== Task prompt ==
Exclude all images and print the entries below exactly.

== Exercise data ==
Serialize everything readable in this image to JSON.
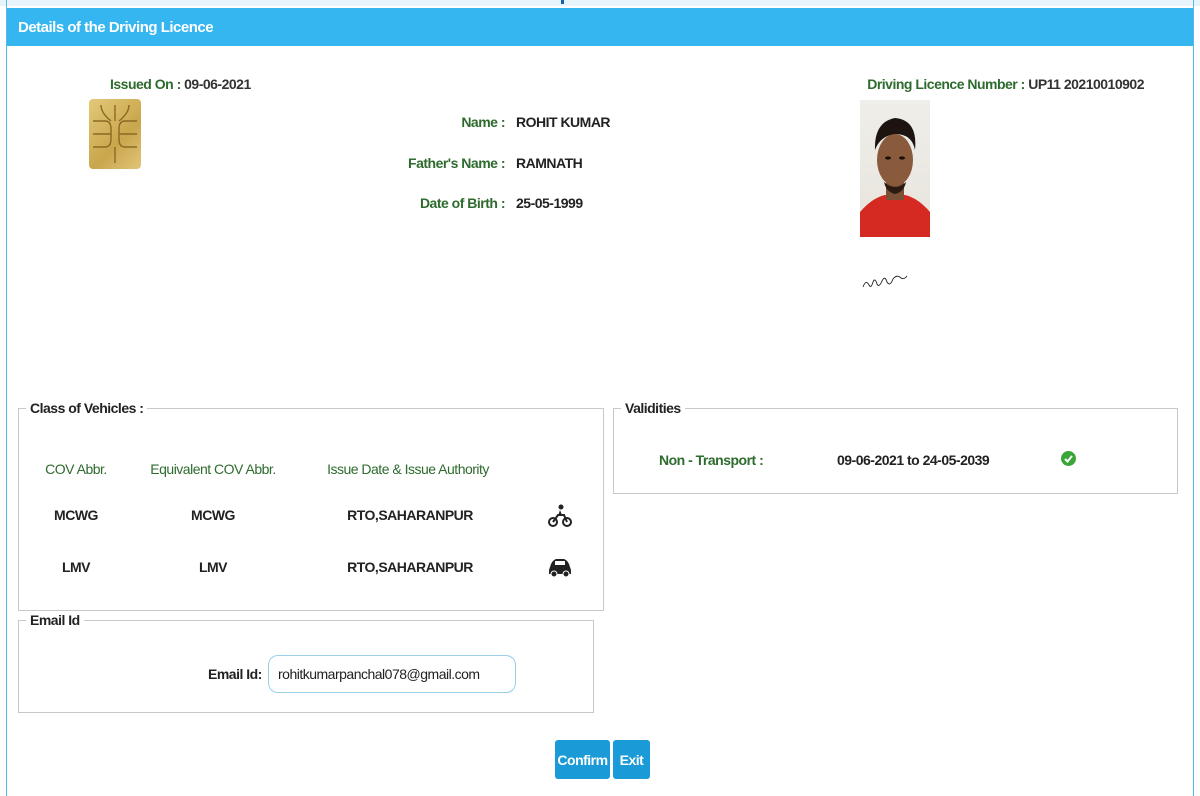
{
  "header": {
    "title": "Details of the Driving Licence"
  },
  "licence": {
    "issued_on_label": "Issued On :",
    "issued_on": "09-06-2021",
    "number_label": "Driving Licence Number :",
    "number": "UP11 20210010902",
    "name_label": "Name :",
    "name": "ROHIT KUMAR",
    "father_label": "Father's Name :",
    "father": "RAMNATH",
    "dob_label": "Date of Birth :",
    "dob": "25-05-1999"
  },
  "cov": {
    "legend": "Class of Vehicles :",
    "columns": [
      "COV Abbr.",
      "Equivalent COV Abbr.",
      "Issue Date & Issue Authority"
    ],
    "rows": [
      {
        "cov": "MCWG",
        "equiv": "MCWG",
        "authority": "RTO,SAHARANPUR",
        "icon": "motorcycle-icon"
      },
      {
        "cov": "LMV",
        "equiv": "LMV",
        "authority": "RTO,SAHARANPUR",
        "icon": "car-icon"
      }
    ]
  },
  "validities": {
    "legend": "Validities",
    "type_label": "Non - Transport :",
    "range": "09-06-2021 to 24-05-2039",
    "status_icon": "check-circle-icon",
    "status_color": "#3aa63a"
  },
  "email": {
    "legend": "Email Id",
    "label": "Email Id:",
    "value": "rohitkumarpanchal078@gmail.com"
  },
  "buttons": {
    "confirm": "Confirm",
    "exit": "Exit"
  },
  "colors": {
    "header": "#36b6f0",
    "button": "#1a9ad6",
    "label_green": "#2e6b2e"
  }
}
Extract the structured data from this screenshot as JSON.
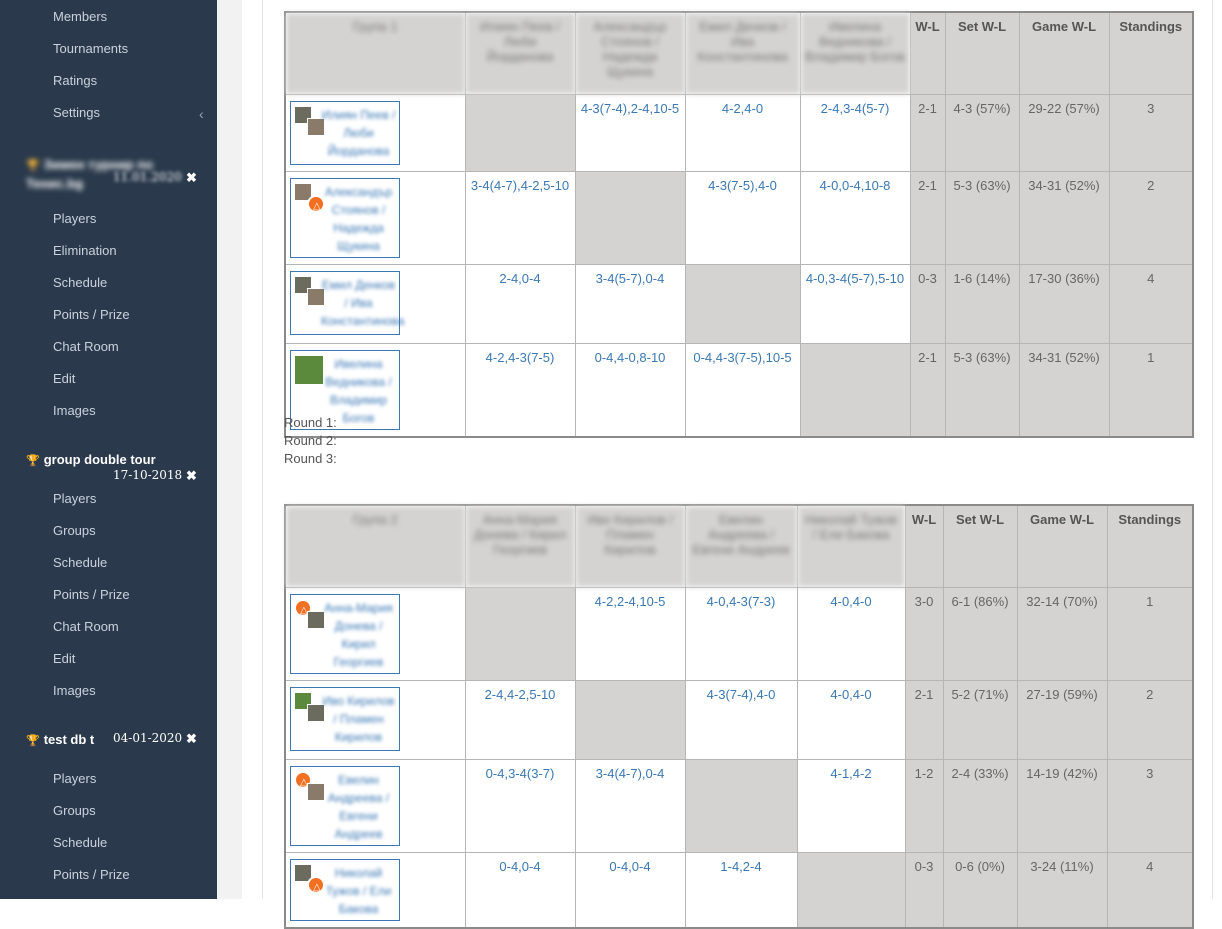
{
  "sidebar": {
    "items_top": [
      "Members",
      "Tournaments",
      "Ratings",
      "Settings"
    ],
    "tournament1": {
      "title": "Зимен турнир по Тенис.bg",
      "date": "11.01.2020",
      "items": [
        "Players",
        "Elimination",
        "Schedule",
        "Points / Prize",
        "Chat Room",
        "Edit",
        "Images"
      ]
    },
    "tournament2": {
      "title": "group double tour",
      "date": "17-10-2018",
      "items": [
        "Players",
        "Groups",
        "Schedule",
        "Points / Prize",
        "Chat Room",
        "Edit",
        "Images"
      ]
    },
    "tournament3": {
      "title": "test db t",
      "date": "04-01-2020",
      "items": [
        "Players",
        "Groups",
        "Schedule",
        "Points / Prize"
      ]
    }
  },
  "group1": {
    "name": "Група 1",
    "opponents": [
      "Илиян Пеев / Люби Йорданова",
      "Александър Стоянов / Надежда Щукина",
      "Емил Денков / Ива Константинова",
      "Ивелина Ведникова / Владимир Богов"
    ],
    "stat_headers": [
      "W-L",
      "Set W-L",
      "Game W-L",
      "Standings"
    ],
    "rows": [
      {
        "player": "Илиян Пеев / Люби Йорданова",
        "scores": [
          "",
          "4-3(7-4),2-4,10-5",
          "4-2,4-0",
          "2-4,3-4(5-7)"
        ],
        "wl": "2-1",
        "set": "4-3 (57%)",
        "game": "29-22 (57%)",
        "standing": "3"
      },
      {
        "player": "Александър Стоянов / Надежда Щукина",
        "scores": [
          "3-4(4-7),4-2,5-10",
          "",
          "4-3(7-5),4-0",
          "4-0,0-4,10-8"
        ],
        "wl": "2-1",
        "set": "5-3 (63%)",
        "game": "34-31 (52%)",
        "standing": "2"
      },
      {
        "player": "Емил Денков / Ива Константинова",
        "scores": [
          "2-4,0-4",
          "3-4(5-7),0-4",
          "",
          "4-0,3-4(5-7),5-10"
        ],
        "wl": "0-3",
        "set": "1-6 (14%)",
        "game": "17-30 (36%)",
        "standing": "4"
      },
      {
        "player": "Ивелина Ведникова / Владимир Богов",
        "scores": [
          "4-2,4-3(7-5)",
          "0-4,4-0,8-10",
          "0-4,4-3(7-5),10-5",
          ""
        ],
        "wl": "2-1",
        "set": "5-3 (63%)",
        "game": "34-31 (52%)",
        "standing": "1"
      }
    ]
  },
  "rounds": [
    "Round 1:",
    "Round 2:",
    "Round 3:"
  ],
  "group2": {
    "name": "Група 2",
    "opponents": [
      "Анна-Мария Донева / Кирил Георгиев",
      "Иво Кирилов / Пламен Кирилов",
      "Евелин Андреева / Евгени Андреев",
      "Николай Тужов / Ели Бакова"
    ],
    "stat_headers": [
      "W-L",
      "Set W-L",
      "Game W-L",
      "Standings"
    ],
    "rows": [
      {
        "player": "Анна-Мария Донева / Кирил Георгиев",
        "scores": [
          "",
          "4-2,2-4,10-5",
          "4-0,4-3(7-3)",
          "4-0,4-0"
        ],
        "wl": "3-0",
        "set": "6-1 (86%)",
        "game": "32-14 (70%)",
        "standing": "1"
      },
      {
        "player": "Иво Кирилов / Пламен Кирилов",
        "scores": [
          "2-4,4-2,5-10",
          "",
          "4-3(7-4),4-0",
          "4-0,4-0"
        ],
        "wl": "2-1",
        "set": "5-2 (71%)",
        "game": "27-19 (59%)",
        "standing": "2"
      },
      {
        "player": "Евелин Андреева / Евгени Андреев",
        "scores": [
          "0-4,3-4(3-7)",
          "3-4(4-7),0-4",
          "",
          "4-1,4-2"
        ],
        "wl": "1-2",
        "set": "2-4 (33%)",
        "game": "14-19 (42%)",
        "standing": "3"
      },
      {
        "player": "Николай Тужов / Ели Бакова",
        "scores": [
          "0-4,0-4",
          "0-4,0-4",
          "1-4,2-4",
          ""
        ],
        "wl": "0-3",
        "set": "0-6 (0%)",
        "game": "3-24 (11%)",
        "standing": "4"
      }
    ]
  }
}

== Your response ==
Serialize everything readable in this image to JSON.
{
  "header": {
    "title": "Details of the Driving Licence"
  },
  "licence": {
    "issued_on_label": "Issued On :",
    "issued_on": "09-06-2021",
    "number_label": "Driving Licence Number :",
    "number": "UP11 20210010902",
    "name_label": "Name :",
    "name": "ROHIT KUMAR",
    "father_label": "Father's Name :",
    "father": "RAMNATH",
    "dob_label": "Date of Birth :",
    "dob": "25-05-1999"
  },
  "cov": {
    "legend": "Class of Vehicles :",
    "columns": [
      "COV Abbr.",
      "Equivalent COV Abbr.",
      "Issue Date & Issue Authority"
    ],
    "rows": [
      {
        "cov": "MCWG",
        "equiv": "MCWG",
        "authority": "RTO,SAHARANPUR",
        "icon": "motorcycle-icon"
      },
      {
        "cov": "LMV",
        "equiv": "LMV",
        "authority": "RTO,SAHARANPUR",
        "icon": "car-icon"
      }
    ]
  },
  "validities": {
    "legend": "Validities",
    "type_label": "Non - Transport :",
    "range": "09-06-2021 to 24-05-2039",
    "status_icon": "check-circle-icon",
    "status_color": "#3aa63a"
  },
  "email": {
    "legend": "Email Id",
    "label": "Email Id:",
    "value": "rohitkumarpanchal078@gmail.com"
  },
  "buttons": {
    "confirm": "Confirm",
    "exit": "Exit"
  },
  "colors": {
    "header": "#36b6f0",
    "button": "#1a9ad6",
    "label_green": "#2e6b2e"
  }
}
Extract the structured data from this screenshot as JSON.
{
  "sidebar": {
    "items_top": [
      "Members",
      "Tournaments",
      "Ratings",
      "Settings"
    ],
    "tournament1": {
      "title": "Зимен турнир по Тенис.bg",
      "date": "11.01.2020",
      "items": [
        "Players",
        "Elimination",
        "Schedule",
        "Points / Prize",
        "Chat Room",
        "Edit",
        "Images"
      ]
    },
    "tournament2": {
      "title": "group double tour",
      "date": "17-10-2018",
      "items": [
        "Players",
        "Groups",
        "Schedule",
        "Points / Prize",
        "Chat Room",
        "Edit",
        "Images"
      ]
    },
    "tournament3": {
      "title": "test db t",
      "date": "04-01-2020",
      "items": [
        "Players",
        "Groups",
        "Schedule",
        "Points / Prize"
      ]
    }
  },
  "group1": {
    "name": "Група 1",
    "opponents": [
      "Илиян Пеев / Люби Йорданова",
      "Александър Стоянов / Надежда Щукина",
      "Емил Денков / Ива Константинова",
      "Ивелина Ведникова / Владимир Богов"
    ],
    "stat_headers": [
      "W-L",
      "Set W-L",
      "Game W-L",
      "Standings"
    ],
    "rows": [
      {
        "player": "Илиян Пеев / Люби Йорданова",
        "scores": [
          "",
          "4-3(7-4),2-4,10-5",
          "4-2,4-0",
          "2-4,3-4(5-7)"
        ],
        "wl": "2-1",
        "set": "4-3 (57%)",
        "game": "29-22 (57%)",
        "standing": "3"
      },
      {
        "player": "Александър Стоянов / Надежда Щукина",
        "scores": [
          "3-4(4-7),4-2,5-10",
          "",
          "4-3(7-5),4-0",
          "4-0,0-4,10-8"
        ],
        "wl": "2-1",
        "set": "5-3 (63%)",
        "game": "34-31 (52%)",
        "standing": "2"
      },
      {
        "player": "Емил Денков / Ива Константинова",
        "scores": [
          "2-4,0-4",
          "3-4(5-7),0-4",
          "",
          "4-0,3-4(5-7),5-10"
        ],
        "wl": "0-3",
        "set": "1-6 (14%)",
        "game": "17-30 (36%)",
        "standing": "4"
      },
      {
        "player": "Ивелина Ведникова / Владимир Богов",
        "scores": [
          "4-2,4-3(7-5)",
          "0-4,4-0,8-10",
          "0-4,4-3(7-5),10-5",
          ""
        ],
        "wl": "2-1",
        "set": "5-3 (63%)",
        "game": "34-31 (52%)",
        "standing": "1"
      }
    ]
  },
  "rounds": [
    "Round 1:",
    "Round 2:",
    "Round 3:"
  ],
  "group2": {
    "name": "Група 2",
    "opponents": [
      "Анна-Мария Донева / Кирил Георгиев",
      "Иво Кирилов / Пламен Кирилов",
      "Евелин Андреева / Евгени Андреев",
      "Николай Тужов / Ели Бакова"
    ],
    "stat_headers": [
      "W-L",
      "Set W-L",
      "Game W-L",
      "Standings"
    ],
    "rows": [
      {
        "player": "Анна-Мария Донева / Кирил Георгиев",
        "scores": [
          "",
          "4-2,2-4,10-5",
          "4-0,4-3(7-3)",
          "4-0,4-0"
        ],
        "wl": "3-0",
        "set": "6-1 (86%)",
        "game": "32-14 (70%)",
        "standing": "1"
      },
      {
        "player": "Иво Кирилов / Пламен Кирилов",
        "scores": [
          "2-4,4-2,5-10",
          "",
          "4-3(7-4),4-0",
          "4-0,4-0"
        ],
        "wl": "2-1",
        "set": "5-2 (71%)",
        "game": "27-19 (59%)",
        "standing": "2"
      },
      {
        "player": "Евелин Андреева / Евгени Андреев",
        "scores": [
          "0-4,3-4(3-7)",
          "3-4(4-7),0-4",
          "",
          "4-1,4-2"
        ],
        "wl": "1-2",
        "set": "2-4 (33%)",
        "game": "14-19 (42%)",
        "standing": "3"
      },
      {
        "player": "Николай Тужов / Ели Бакова",
        "scores": [
          "0-4,0-4",
          "0-4,0-4",
          "1-4,2-4",
          ""
        ],
        "wl": "0-3",
        "set": "0-6 (0%)",
        "game": "3-24 (11%)",
        "standing": "4"
      }
    ]
  }
}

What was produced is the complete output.